=== EXERCISE DESCRIPTION ===
Copy the records below in full, changing no character.

───── EXERCISE INPUT

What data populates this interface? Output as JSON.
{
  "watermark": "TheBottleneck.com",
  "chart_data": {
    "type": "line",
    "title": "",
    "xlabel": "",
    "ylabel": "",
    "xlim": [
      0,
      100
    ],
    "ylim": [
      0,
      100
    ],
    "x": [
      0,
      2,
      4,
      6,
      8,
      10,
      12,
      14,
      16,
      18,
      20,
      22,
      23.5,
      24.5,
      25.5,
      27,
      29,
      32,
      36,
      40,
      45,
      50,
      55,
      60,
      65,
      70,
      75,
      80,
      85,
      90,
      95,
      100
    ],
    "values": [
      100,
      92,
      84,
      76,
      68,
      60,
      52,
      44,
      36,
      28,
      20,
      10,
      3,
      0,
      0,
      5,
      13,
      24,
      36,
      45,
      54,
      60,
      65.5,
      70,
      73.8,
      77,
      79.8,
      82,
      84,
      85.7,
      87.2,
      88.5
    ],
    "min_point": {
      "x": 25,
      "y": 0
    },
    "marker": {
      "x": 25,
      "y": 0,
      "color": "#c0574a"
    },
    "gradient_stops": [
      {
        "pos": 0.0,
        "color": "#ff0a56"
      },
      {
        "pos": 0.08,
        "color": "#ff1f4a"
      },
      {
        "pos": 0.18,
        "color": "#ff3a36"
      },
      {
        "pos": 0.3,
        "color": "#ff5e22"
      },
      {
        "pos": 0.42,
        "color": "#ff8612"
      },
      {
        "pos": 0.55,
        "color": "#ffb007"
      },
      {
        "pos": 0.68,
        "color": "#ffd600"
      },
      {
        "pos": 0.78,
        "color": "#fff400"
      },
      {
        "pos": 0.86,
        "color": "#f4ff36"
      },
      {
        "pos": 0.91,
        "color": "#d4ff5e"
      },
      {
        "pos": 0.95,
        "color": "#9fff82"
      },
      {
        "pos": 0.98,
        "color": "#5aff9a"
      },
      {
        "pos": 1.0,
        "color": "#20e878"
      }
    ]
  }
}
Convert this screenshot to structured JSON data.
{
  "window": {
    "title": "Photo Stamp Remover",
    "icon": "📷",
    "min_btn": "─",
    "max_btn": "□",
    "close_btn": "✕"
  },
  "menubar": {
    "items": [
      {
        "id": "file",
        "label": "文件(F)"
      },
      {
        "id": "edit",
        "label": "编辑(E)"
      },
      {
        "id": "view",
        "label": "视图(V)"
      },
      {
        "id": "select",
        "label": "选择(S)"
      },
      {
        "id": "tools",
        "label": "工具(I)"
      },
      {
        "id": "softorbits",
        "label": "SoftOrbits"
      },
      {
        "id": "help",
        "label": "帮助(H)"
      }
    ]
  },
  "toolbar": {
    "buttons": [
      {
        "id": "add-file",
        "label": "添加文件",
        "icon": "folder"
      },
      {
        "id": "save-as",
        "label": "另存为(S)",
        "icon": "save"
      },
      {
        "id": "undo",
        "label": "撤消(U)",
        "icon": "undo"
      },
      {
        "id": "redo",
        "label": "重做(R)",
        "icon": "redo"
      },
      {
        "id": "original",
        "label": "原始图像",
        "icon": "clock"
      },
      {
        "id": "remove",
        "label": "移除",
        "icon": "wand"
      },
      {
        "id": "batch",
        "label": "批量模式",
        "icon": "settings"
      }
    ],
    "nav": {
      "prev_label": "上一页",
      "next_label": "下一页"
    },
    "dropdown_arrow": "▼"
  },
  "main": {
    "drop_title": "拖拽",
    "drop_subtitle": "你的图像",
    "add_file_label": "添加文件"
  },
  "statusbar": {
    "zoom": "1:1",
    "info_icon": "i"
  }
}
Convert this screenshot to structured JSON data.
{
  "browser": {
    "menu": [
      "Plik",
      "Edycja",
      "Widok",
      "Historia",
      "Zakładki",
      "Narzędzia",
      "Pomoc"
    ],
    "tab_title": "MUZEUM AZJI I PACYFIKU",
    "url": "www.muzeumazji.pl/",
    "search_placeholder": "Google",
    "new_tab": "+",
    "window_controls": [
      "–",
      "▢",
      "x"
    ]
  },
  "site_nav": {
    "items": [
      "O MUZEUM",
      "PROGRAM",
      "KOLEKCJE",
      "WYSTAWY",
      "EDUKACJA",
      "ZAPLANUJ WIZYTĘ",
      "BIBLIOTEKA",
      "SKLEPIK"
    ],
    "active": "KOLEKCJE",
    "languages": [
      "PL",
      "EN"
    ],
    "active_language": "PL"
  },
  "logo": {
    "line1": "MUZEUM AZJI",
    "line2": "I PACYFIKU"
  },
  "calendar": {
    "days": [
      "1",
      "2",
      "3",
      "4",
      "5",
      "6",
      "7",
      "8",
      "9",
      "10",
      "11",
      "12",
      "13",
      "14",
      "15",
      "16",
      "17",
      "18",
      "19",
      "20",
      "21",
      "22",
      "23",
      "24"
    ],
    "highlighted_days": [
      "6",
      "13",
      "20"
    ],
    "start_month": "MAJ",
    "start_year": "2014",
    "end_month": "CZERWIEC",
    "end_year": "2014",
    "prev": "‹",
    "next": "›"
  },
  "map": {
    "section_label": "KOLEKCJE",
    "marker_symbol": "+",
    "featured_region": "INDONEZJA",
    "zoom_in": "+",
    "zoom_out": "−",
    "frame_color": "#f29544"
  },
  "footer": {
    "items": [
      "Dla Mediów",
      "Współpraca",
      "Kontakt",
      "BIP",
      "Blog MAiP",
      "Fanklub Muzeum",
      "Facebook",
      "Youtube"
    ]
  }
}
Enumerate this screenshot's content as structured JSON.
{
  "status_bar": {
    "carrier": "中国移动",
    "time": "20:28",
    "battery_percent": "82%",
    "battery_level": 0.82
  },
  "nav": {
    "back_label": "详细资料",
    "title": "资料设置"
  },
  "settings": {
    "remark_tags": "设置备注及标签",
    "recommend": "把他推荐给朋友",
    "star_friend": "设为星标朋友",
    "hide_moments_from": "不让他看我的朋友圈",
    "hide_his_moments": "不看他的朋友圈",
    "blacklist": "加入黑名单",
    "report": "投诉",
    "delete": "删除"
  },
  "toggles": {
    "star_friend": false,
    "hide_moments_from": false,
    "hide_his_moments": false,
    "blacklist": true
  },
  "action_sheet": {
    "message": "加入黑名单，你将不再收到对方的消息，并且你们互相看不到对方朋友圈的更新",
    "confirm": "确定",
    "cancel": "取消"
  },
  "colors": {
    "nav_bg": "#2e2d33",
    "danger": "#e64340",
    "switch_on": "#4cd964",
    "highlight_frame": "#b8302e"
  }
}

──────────

=== RESULT FOR THIS EXERCISE ===
What data populates this interface? Output as JSON.
{
  "watermark": "TheBottleneck.com",
  "chart_data": {
    "type": "line",
    "title": "",
    "xlabel": "",
    "ylabel": "",
    "xlim": [
      0,
      100
    ],
    "ylim": [
      0,
      100
    ],
    "x": [
      0,
      2,
      4,
      6,
      8,
      10,
      12,
      14,
      16,
      18,
      20,
      22,
      23.5,
      24.5,
      25.5,
      27,
      29,
      32,
      36,
      40,
      45,
      50,
      55,
      60,
      65,
      70,
      75,
      80,
      85,
      90,
      95,
      100
    ],
    "values": [
      100,
      92,
      84,
      76,
      68,
      60,
      52,
      44,
      36,
      28,
      20,
      10,
      3,
      0,
      0,
      5,
      13,
      24,
      36,
      45,
      54,
      60,
      65.5,
      70,
      73.8,
      77,
      79.8,
      82,
      84,
      85.7,
      87.2,
      88.5
    ],
    "min_point": {
      "x": 25,
      "y": 0
    },
    "marker": {
      "x": 25,
      "y": 0,
      "color": "#c0574a"
    },
    "gradient_stops": [
      {
        "pos": 0.0,
        "color": "#ff0a56"
      },
      {
        "pos": 0.08,
        "color": "#ff1f4a"
      },
      {
        "pos": 0.18,
        "color": "#ff3a36"
      },
      {
        "pos": 0.3,
        "color": "#ff5e22"
      },
      {
        "pos": 0.42,
        "color": "#ff8612"
      },
      {
        "pos": 0.55,
        "color": "#ffb007"
      },
      {
        "pos": 0.68,
        "color": "#ffd600"
      },
      {
        "pos": 0.78,
        "color": "#fff400"
      },
      {
        "pos": 0.86,
        "color": "#f4ff36"
      },
      {
        "pos": 0.91,
        "color": "#d4ff5e"
      },
      {
        "pos": 0.95,
        "color": "#9fff82"
      },
      {
        "pos": 0.98,
        "color": "#5aff9a"
      },
      {
        "pos": 1.0,
        "color": "#20e878"
      }
    ]
  }
}
Convert this screenshot to structured JSON data.
{
  "window": {
    "title": "Photo Stamp Remover",
    "icon": "📷",
    "min_btn": "─",
    "max_btn": "□",
    "close_btn": "✕"
  },
  "menubar": {
    "items": [
      {
        "id": "file",
        "label": "文件(F)"
      },
      {
        "id": "edit",
        "label": "编辑(E)"
      },
      {
        "id": "view",
        "label": "视图(V)"
      },
      {
        "id": "select",
        "label": "选择(S)"
      },
      {
        "id": "tools",
        "label": "工具(I)"
      },
      {
        "id": "softorbits",
        "label": "SoftOrbits"
      },
      {
        "id": "help",
        "label": "帮助(H)"
      }
    ]
  },
  "toolbar": {
    "buttons": [
      {
        "id": "add-file",
        "label": "添加文件",
        "icon": "folder"
      },
      {
        "id": "save-as",
        "label": "另存为(S)",
        "icon": "save"
      },
      {
        "id": "undo",
        "label": "撤消(U)",
        "icon": "undo"
      },
      {
        "id": "redo",
        "label": "重做(R)",
        "icon": "redo"
      },
      {
        "id": "original",
        "label": "原始图像",
        "icon": "clock"
      },
      {
        "id": "remove",
        "label": "移除",
        "icon": "wand"
      },
      {
        "id": "batch",
        "label": "批量模式",
        "icon": "settings"
      }
    ],
    "nav": {
      "prev_label": "上一页",
      "next_label": "下一页"
    },
    "dropdown_arrow": "▼"
  },
  "main": {
    "drop_title": "拖拽",
    "drop_subtitle": "你的图像",
    "add_file_label": "添加文件"
  },
  "statusbar": {
    "zoom": "1:1",
    "info_icon": "i"
  }
}
Convert this screenshot to structured JSON data.
{
  "browser": {
    "menu": [
      "Plik",
      "Edycja",
      "Widok",
      "Historia",
      "Zakładki",
      "Narzędzia",
      "Pomoc"
    ],
    "tab_title": "MUZEUM AZJI I PACYFIKU",
    "url": "www.muzeumazji.pl/",
    "search_placeholder": "Google",
    "new_tab": "+",
    "window_controls": [
      "–",
      "▢",
      "x"
    ]
  },
  "site_nav": {
    "items": [
      "O MUZEUM",
      "PROGRAM",
      "KOLEKCJE",
      "WYSTAWY",
      "EDUKACJA",
      "ZAPLANUJ WIZYTĘ",
      "BIBLIOTEKA",
      "SKLEPIK"
    ],
    "active": "KOLEKCJE",
    "languages": [
      "PL",
      "EN"
    ],
    "active_language": "PL"
  },
  "logo": {
    "line1": "MUZEUM AZJI",
    "line2": "I PACYFIKU"
  },
  "calendar": {
    "days": [
      "1",
      "2",
      "3",
      "4",
      "5",
      "6",
      "7",
      "8",
      "9",
      "10",
      "11",
      "12",
      "13",
      "14",
      "15",
      "16",
      "17",
      "18",
      "19",
      "20",
      "21",
      "22",
      "23",
      "24"
    ],
    "highlighted_days": [
      "6",
      "13",
      "20"
    ],
    "start_month": "MAJ",
    "start_year": "2014",
    "end_month": "CZERWIEC",
    "end_year": "2014",
    "prev": "‹",
    "next": "›"
  },
  "map": {
    "section_label": "KOLEKCJE",
    "marker_symbol": "+",
    "featured_region": "INDONEZJA",
    "zoom_in": "+",
    "zoom_out": "−",
    "frame_color": "#f29544"
  },
  "footer": {
    "items": [
      "Dla Mediów",
      "Współpraca",
      "Kontakt",
      "BIP",
      "Blog MAiP",
      "Fanklub Muzeum",
      "Facebook",
      "Youtube"
    ]
  }
}
Enumerate this screenshot's content as structured JSON.
{
  "status_bar": {
    "carrier": "中国移动",
    "time": "20:28",
    "battery_percent": "82%",
    "battery_level": 0.82
  },
  "nav": {
    "back_label": "详细资料",
    "title": "资料设置"
  },
  "settings": {
    "remark_tags": "设置备注及标签",
    "recommend": "把他推荐给朋友",
    "star_friend": "设为星标朋友",
    "hide_moments_from": "不让他看我的朋友圈",
    "hide_his_moments": "不看他的朋友圈",
    "blacklist": "加入黑名单",
    "report": "投诉",
    "delete": "删除"
  },
  "toggles": {
    "star_friend": false,
    "hide_moments_from": false,
    "hide_his_moments": false,
    "blacklist": true
  },
  "action_sheet": {
    "message": "加入黑名单，你将不再收到对方的消息，并且你们互相看不到对方朋友圈的更新",
    "confirm": "确定",
    "cancel": "取消"
  },
  "colors": {
    "nav_bg": "#2e2d33",
    "danger": "#e64340",
    "switch_on": "#4cd964",
    "highlight_frame": "#b8302e"
  }
}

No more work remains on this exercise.